The discovery, estimated to be approximately 1,800 years old, was made in Croatia by archaeologists from the City Museum Vinkovci and Institute of Archaeology in Zagreb, Croatia, according to Croatian news outlet, Novosti.hr.
Curator Boris Kratofil told local media that the discovery stems from an ancient burial tradition, where burial was made under a mound known as tumuli, a practice associated with wealth.
"The custom is associated with extremely wealthy families who have played a prominent role in the administrative, social and economic life of the province of Pannonia," Kratofil said in comments obtained by the Daily Mail.
Institute of Archaeology director Marko Dizdar said the discovery was unique to Croatia, but a remarkable find nonetheless.

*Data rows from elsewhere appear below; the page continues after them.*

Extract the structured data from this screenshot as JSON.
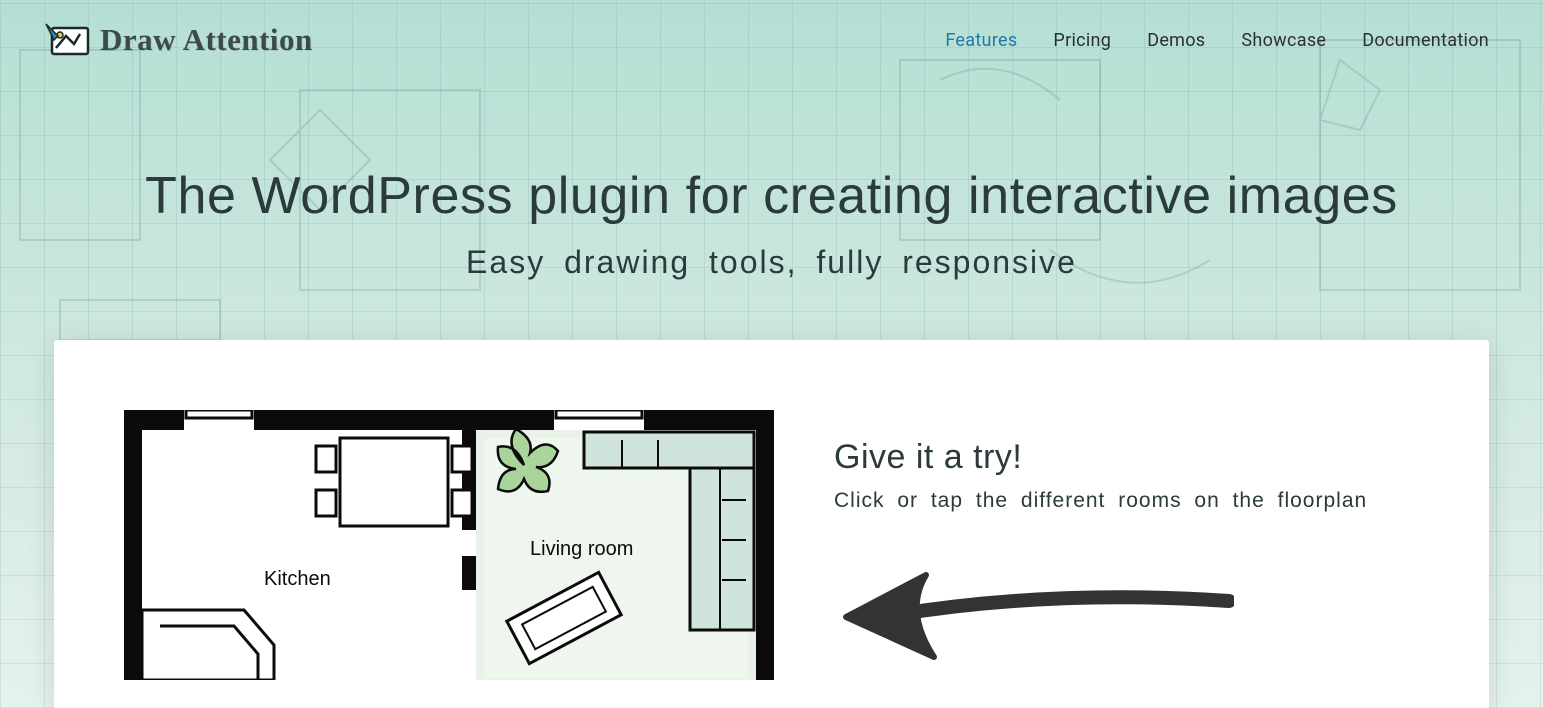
{
  "brand": {
    "name": "Draw Attention"
  },
  "nav": {
    "items": [
      {
        "label": "Features",
        "active": true
      },
      {
        "label": "Pricing",
        "active": false
      },
      {
        "label": "Demos",
        "active": false
      },
      {
        "label": "Showcase",
        "active": false
      },
      {
        "label": "Documentation",
        "active": false
      }
    ]
  },
  "hero": {
    "title": "The WordPress plugin for creating interactive images",
    "subtitle": "Easy drawing tools, fully responsive"
  },
  "demo": {
    "heading": "Give it a try!",
    "tip": "Click or tap the different rooms on the floorplan",
    "rooms": {
      "kitchen": "Kitchen",
      "living_room": "Living room"
    }
  },
  "colors": {
    "accent": "#1e7aa8",
    "text": "#2b3a3a",
    "bg_top": "#b5dfd4",
    "panel": "#ffffff"
  }
}
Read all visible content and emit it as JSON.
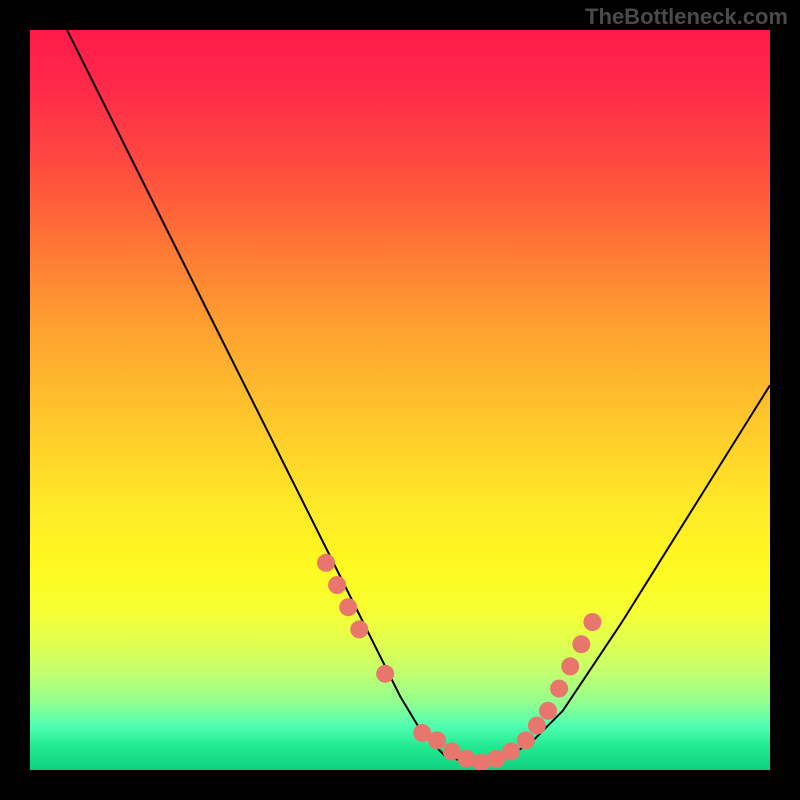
{
  "watermark": "TheBottleneck.com",
  "chart_data": {
    "type": "line",
    "title": "",
    "xlabel": "",
    "ylabel": "",
    "xlim": [
      0,
      100
    ],
    "ylim": [
      0,
      100
    ],
    "grid": false,
    "legend": false,
    "series": [
      {
        "name": "bottleneck-curve",
        "x": [
          5,
          10,
          15,
          20,
          25,
          30,
          35,
          40,
          45,
          50,
          53,
          56,
          59,
          62,
          65,
          68,
          72,
          76,
          80,
          85,
          90,
          95,
          100
        ],
        "y": [
          100,
          90,
          80,
          70,
          60,
          50,
          40,
          30,
          20,
          10,
          5,
          2,
          1,
          1,
          2,
          4,
          8,
          14,
          20,
          28,
          36,
          44,
          52
        ]
      }
    ],
    "dots": {
      "name": "highlight-dots",
      "color": "#e8766c",
      "x": [
        40,
        41.5,
        43,
        44.5,
        48,
        53,
        55,
        57,
        59,
        61,
        63,
        65,
        67,
        68.5,
        70,
        71.5,
        73,
        74.5,
        76
      ],
      "y": [
        28,
        25,
        22,
        19,
        13,
        5,
        4,
        2.5,
        1.5,
        1,
        1.5,
        2.5,
        4,
        6,
        8,
        11,
        14,
        17,
        20
      ]
    },
    "gradient": {
      "description": "vertical red-to-green heat gradient background",
      "stops": [
        "#ff1a4a",
        "#ffe828",
        "#10d080"
      ]
    }
  }
}
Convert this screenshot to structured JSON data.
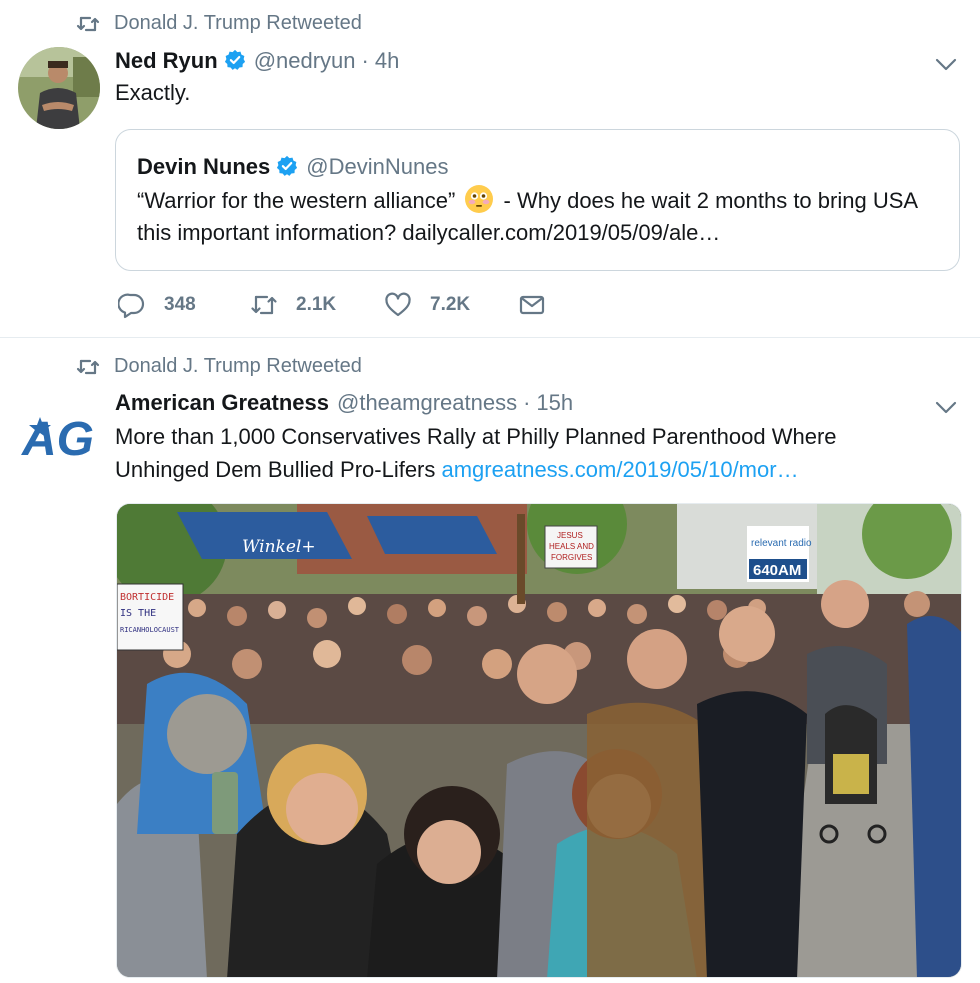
{
  "retweet_label": "Donald J. Trump Retweeted",
  "tweets": [
    {
      "name": "Ned Ryun",
      "handle": "@nedryun",
      "separator": "·",
      "time": "4h",
      "text": "Exactly.",
      "quote": {
        "name": "Devin Nunes",
        "handle": "@DevinNunes",
        "text_before": "“Warrior for the western alliance”",
        "emoji": "flushed-face",
        "text_after": "- Why does he wait 2 months to bring USA this important information?  dailycaller.com/2019/05/09/ale…"
      },
      "actions": {
        "replies": "348",
        "retweets": "2.1K",
        "likes": "7.2K"
      }
    },
    {
      "name": "American Greatness",
      "handle": "@theamgreatness",
      "separator": "·",
      "time": "15h",
      "text": "More than 1,000 Conservatives Rally at Philly Planned Parenthood Where Unhinged Dem Bullied Pro-Lifers",
      "link": "amgreatness.com/2019/05/10/mor…",
      "logo_text": "AG",
      "photo": {
        "sign_left": [
          "BORTICIDE",
          "IS THE",
          "RICANHOLOCAUST"
        ],
        "sign_jesus": [
          "JESUS",
          "HEALS AND",
          "FORGIVES"
        ],
        "awning": "Winkel+",
        "radio_brand": "relevant radio",
        "radio_freq": "640AM"
      }
    }
  ],
  "colors": {
    "verified": "#1da1f2",
    "link": "#1da1f2",
    "muted": "#657786",
    "border": "#e6ecf0",
    "ag_blue": "#2a6bb0"
  },
  "icons": [
    "retweet-icon",
    "verified-badge-icon",
    "chevron-down-icon",
    "reply-icon",
    "heart-icon",
    "mail-icon"
  ]
}
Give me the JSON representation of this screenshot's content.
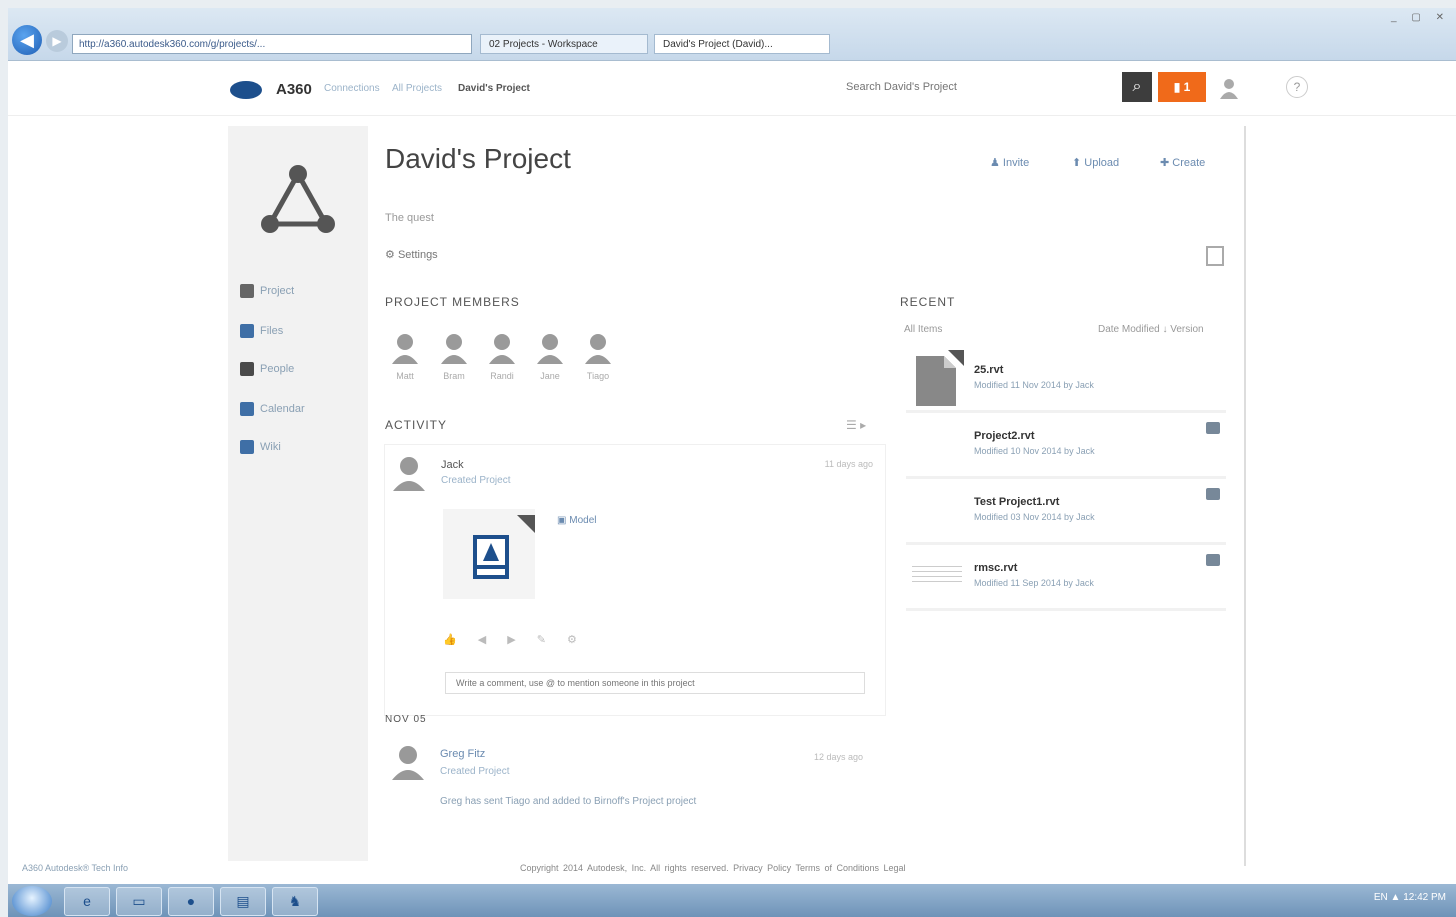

"In a few years we will know a little more about the family whose members were buried in this area 1,800 years ago," Dizdar said, according to the Mail. "We are more interested in the horses themselves, that is, whether they were bred here or came from other parts of the empire, which will tell us more about the importance and wealth of this family."
Ancient Rome continues to reveal its secrets. Researchers, for example, recently discovered an ancient fast-food joint in the ruins of Pompeii near Naples.
The Roman city of Pompeii was devastated following the eruption of Mount Vesuvius in 79 A.D. Pompeii was quickly buried by volcanic ash, killing about 2,000 of the city’s residents, according to History.com.
Last year, experts uncovered a scrawled piece of text on a wall in Pompeii that is rewriting the history of the famous ancient eruption of Mount Vesuvius.
Earlier this month, a pair of 2,000-year-old scrolls believed to have belonged to the family of Julius Caesar were virtually "unwrapped" for the first time.
Fox News' James Rogers contributed to this story.